structure to iterate tables. Namely:

while (lua_next(L, idx) != 0) {
  /* code here */
  lua_pop(L, 1); /* pop value */

This structure goes back to the Lua 4.0 manual [1].

I noticed that the C for loop results in a more natural construction:

for (lua_pushnil(L); lua_next(L, idx); lua_pop(L, 1)) {
   /* code here always has the key/value pair on the stack */

One of the advantages I see is that the for loop code block must
follow good stack discipline (not leaving anything on the stack or
incidentally removing the value) because the lua_pop must always pop
the value. For example, this code is not very flexible to future

while (lua_next(L, idx)) {
  lua_pushboolean(L, 1);
  lua_rawset(L, someidx); /* value removed by rawset */

So does anyone use the for loop construct?

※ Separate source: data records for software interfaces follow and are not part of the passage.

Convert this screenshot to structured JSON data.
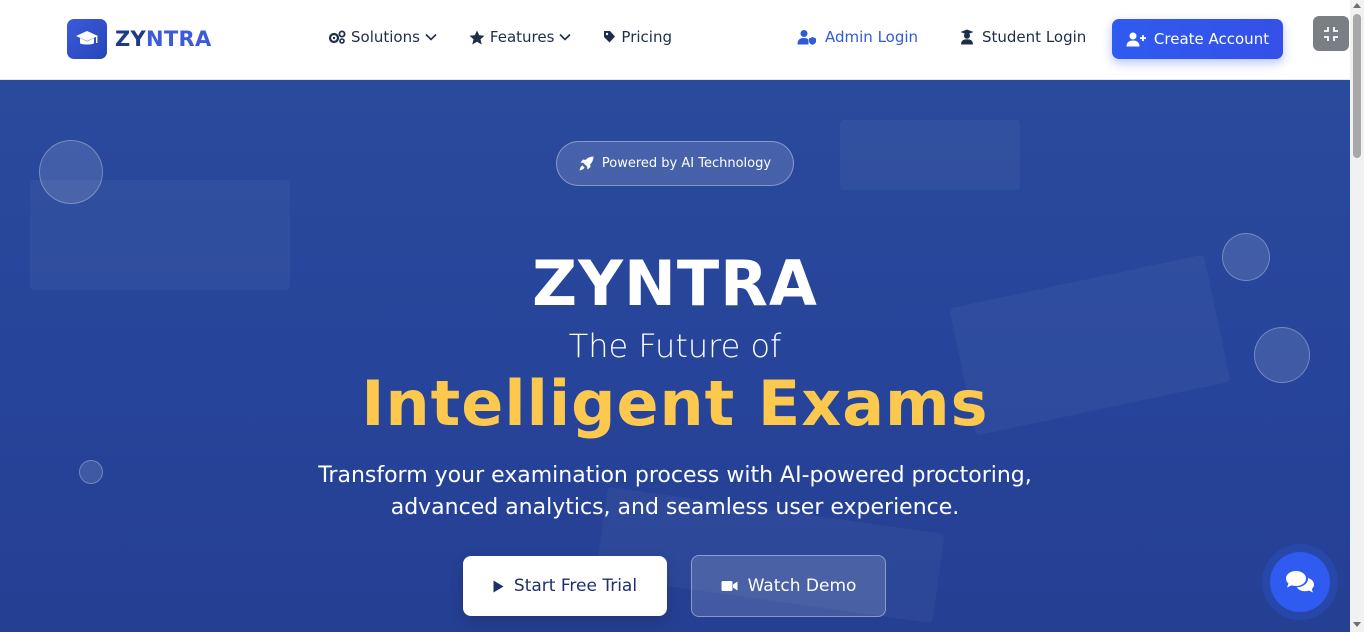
{
  "brand": {
    "name_head": "ZY",
    "name_tail": "NTRA",
    "icon": "graduation-cap-icon"
  },
  "nav": {
    "links": [
      {
        "label": "Solutions",
        "icon": "cogs-icon",
        "dropdown": true
      },
      {
        "label": "Features",
        "icon": "star-icon",
        "dropdown": true
      },
      {
        "label": "Pricing",
        "icon": "tag-icon",
        "dropdown": false
      }
    ],
    "admin_login": "Admin Login",
    "student_login": "Student Login",
    "create_account": "Create Account"
  },
  "hero": {
    "badge": "Powered by AI Technology",
    "brand": "ZYNTRA",
    "subtitle": "The Future of",
    "highlight": "Intelligent Exams",
    "description_line1": "Transform your examination process with AI-powered proctoring,",
    "description_line2": "advanced analytics, and seamless user experience.",
    "primary_cta": "Start Free Trial",
    "secondary_cta": "Watch Demo"
  },
  "colors": {
    "accent": "#2f5bf0",
    "hero_bg": "#26449a",
    "highlight": "#fcc94e"
  }
}
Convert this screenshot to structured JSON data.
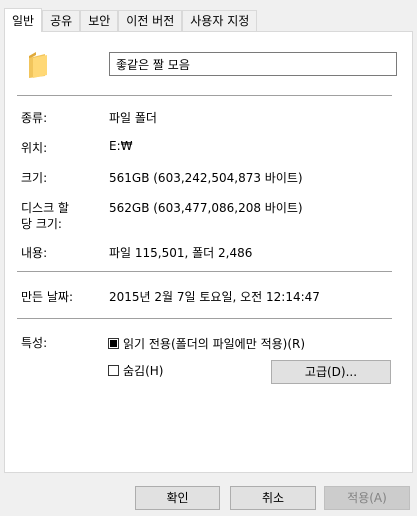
{
  "tabs": [
    "일반",
    "공유",
    "보안",
    "이전 버전",
    "사용자 지정"
  ],
  "folder_name": "좋같은 짤 모음",
  "general": {
    "type": {
      "label": "종류:",
      "value": "파일 폴더"
    },
    "location": {
      "label": "위치:",
      "value": "E:₩"
    },
    "size": {
      "label": "크기:",
      "value": "561GB (603,242,504,873 바이트)"
    },
    "size_on_disk": {
      "label_line1": "디스크 할",
      "label_line2": "당 크기:",
      "value": "562GB (603,477,086,208 바이트)"
    },
    "contains": {
      "label": "내용:",
      "value": "파일 115,501, 폴더 2,486"
    },
    "created": {
      "label": "만든 날짜:",
      "value": "2015년 2월 7일 토요일, 오전 12:14:47"
    },
    "attributes": {
      "label": "특성:",
      "readonly_label": "읽기 전용(폴더의 파일에만 적용)(R)",
      "hidden_label": "숨김(H)",
      "advanced_button": "고급(D)..."
    }
  },
  "buttons": {
    "ok": "확인",
    "cancel": "취소",
    "apply": "적용(A)"
  }
}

I appreciate the manual
version is more clear in how it works but it is taken as the idiomatic
way to iterate tables. (In fact, the Lua source code uses that style
in the base libraries.)


Patrick Donnelly